Martusciello and Czarnecki, both of whom have multiple op-eds in their name on EU Chronicle, have a longer association with the Srivastava Group. They both wrote pieces for the defunct EPToday, have participated in Parliament events critical of Pakistan, and they both went on a controversial trip to Indian-administered Kashmir last year, which was also organized by the Srivastava Group. Lechanteux, Joron and Mariani also went on the trip to Kashmir.
‘International business broker’ at the center
Tarabella’s office also said Madi Sharma, the self-styled “international business-broker” who organized the Kashmir trip, as the one who solicited him for an article on EU Chronicle. After Tarabella’s office asked Sharma to remove his byline from the article, the whole article was removed.
Sharma did not respond to request for comment, but according to correspondence shared with POLITICO, she said any connection between her and EUChronicle was “fake news.” She also declined to speak about her connection with the Srivastava Group, saying her “personal and professional relationships are confidential.”

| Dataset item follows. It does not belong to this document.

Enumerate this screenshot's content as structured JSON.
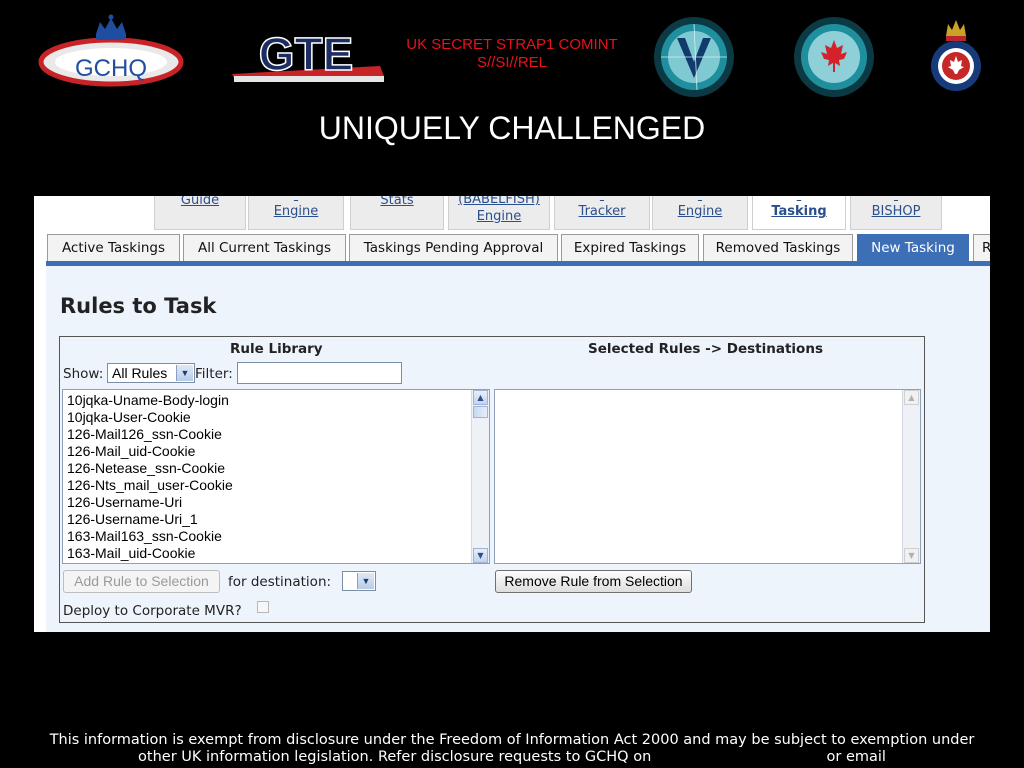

She accused EU DisinfoLab of having paid a number of publications, including POLITICO, and claimed EU DisinfoLab itself was paid “by a third party to produce a media disinformation campaign against me (and others.)” POLITICO was not paid by EU DisinfoLab for this report.
According to DisinfoLab, nine out of the 11 MEPs who appeared in EU Chronicle also had ties to the Srivastava Group either because they participated in the Kashmir visit or they wrote for EPToday.
Most of them come belong to the far right, highlighting the ideological alignment between Europe and India’s nationalisms.
“If you have a government led by a very right-wing, anti-Muslim nationalist, of course that’s going to appeal to the Islamophobic, right-wing, nationalist Europeans,” said former U.K. MEP Julie Ward, who was also approached by Madi Sharma to write anti-Pakistan content when she was still in the European Parliament.
“That’s why Modi likes European’s far right,” she added.